### Input data ###

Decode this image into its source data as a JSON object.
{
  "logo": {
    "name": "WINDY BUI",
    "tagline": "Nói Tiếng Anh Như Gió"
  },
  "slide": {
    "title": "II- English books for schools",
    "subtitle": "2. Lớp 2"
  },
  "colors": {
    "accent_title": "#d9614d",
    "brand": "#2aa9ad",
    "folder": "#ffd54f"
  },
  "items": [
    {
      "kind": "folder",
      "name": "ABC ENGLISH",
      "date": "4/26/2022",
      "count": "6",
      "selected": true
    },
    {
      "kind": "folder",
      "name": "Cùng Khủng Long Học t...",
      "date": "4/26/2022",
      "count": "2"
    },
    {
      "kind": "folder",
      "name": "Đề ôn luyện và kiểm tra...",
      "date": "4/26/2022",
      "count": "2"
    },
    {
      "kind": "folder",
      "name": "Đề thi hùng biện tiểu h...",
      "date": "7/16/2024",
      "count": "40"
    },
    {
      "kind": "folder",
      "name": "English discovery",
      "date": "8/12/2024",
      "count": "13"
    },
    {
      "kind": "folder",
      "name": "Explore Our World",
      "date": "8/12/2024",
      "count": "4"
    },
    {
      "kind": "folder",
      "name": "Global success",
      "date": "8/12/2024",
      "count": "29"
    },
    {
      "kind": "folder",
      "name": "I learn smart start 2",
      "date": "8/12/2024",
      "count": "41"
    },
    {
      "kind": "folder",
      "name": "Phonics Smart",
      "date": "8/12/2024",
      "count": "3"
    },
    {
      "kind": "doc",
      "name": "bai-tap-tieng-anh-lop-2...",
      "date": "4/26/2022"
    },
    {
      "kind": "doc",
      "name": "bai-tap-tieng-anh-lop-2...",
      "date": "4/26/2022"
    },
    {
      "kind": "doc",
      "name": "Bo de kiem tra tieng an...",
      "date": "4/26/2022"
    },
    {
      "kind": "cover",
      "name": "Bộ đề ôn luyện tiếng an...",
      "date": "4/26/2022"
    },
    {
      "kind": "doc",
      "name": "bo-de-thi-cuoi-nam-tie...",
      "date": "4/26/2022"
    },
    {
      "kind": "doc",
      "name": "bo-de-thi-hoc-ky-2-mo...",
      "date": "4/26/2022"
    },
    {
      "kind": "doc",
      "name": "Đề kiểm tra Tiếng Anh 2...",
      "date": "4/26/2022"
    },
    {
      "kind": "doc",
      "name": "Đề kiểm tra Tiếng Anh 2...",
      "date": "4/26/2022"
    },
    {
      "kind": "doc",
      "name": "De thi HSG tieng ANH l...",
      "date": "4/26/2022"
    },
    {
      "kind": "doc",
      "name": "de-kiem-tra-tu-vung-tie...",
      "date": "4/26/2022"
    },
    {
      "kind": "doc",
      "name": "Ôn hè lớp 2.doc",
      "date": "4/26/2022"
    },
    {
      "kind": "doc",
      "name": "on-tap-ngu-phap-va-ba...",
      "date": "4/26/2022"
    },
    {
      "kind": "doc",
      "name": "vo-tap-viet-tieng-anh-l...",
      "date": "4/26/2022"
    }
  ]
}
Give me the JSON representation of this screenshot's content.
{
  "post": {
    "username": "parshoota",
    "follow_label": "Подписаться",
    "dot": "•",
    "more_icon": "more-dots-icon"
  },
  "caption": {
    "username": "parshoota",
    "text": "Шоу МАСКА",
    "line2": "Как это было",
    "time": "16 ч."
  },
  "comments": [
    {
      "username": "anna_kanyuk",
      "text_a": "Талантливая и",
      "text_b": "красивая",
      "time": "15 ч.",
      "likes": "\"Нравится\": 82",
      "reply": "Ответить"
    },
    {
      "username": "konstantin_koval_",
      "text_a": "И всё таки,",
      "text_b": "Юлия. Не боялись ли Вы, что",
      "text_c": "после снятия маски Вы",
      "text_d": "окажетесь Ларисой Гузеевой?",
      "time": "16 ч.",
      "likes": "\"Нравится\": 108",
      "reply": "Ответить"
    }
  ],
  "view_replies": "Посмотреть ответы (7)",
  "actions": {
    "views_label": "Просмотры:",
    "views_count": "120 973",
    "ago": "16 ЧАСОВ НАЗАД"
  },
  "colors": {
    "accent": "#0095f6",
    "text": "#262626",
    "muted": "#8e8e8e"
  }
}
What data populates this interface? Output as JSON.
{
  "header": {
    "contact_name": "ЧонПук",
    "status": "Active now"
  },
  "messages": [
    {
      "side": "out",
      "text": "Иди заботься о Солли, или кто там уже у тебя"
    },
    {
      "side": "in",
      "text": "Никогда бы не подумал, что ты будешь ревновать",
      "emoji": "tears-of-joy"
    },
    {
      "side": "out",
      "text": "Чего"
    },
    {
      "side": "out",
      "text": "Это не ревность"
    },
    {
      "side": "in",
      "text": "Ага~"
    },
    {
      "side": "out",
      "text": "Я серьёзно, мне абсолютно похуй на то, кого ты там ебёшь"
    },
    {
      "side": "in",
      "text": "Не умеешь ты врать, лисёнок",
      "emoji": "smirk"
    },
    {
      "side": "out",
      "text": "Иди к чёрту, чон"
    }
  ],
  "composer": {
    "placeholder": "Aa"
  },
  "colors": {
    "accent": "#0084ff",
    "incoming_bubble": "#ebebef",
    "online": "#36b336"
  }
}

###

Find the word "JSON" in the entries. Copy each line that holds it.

Decode this image into its source data as a JSON object.
Give me the JSON representation of this screenshot's content.
What data populates this interface? Output as JSON.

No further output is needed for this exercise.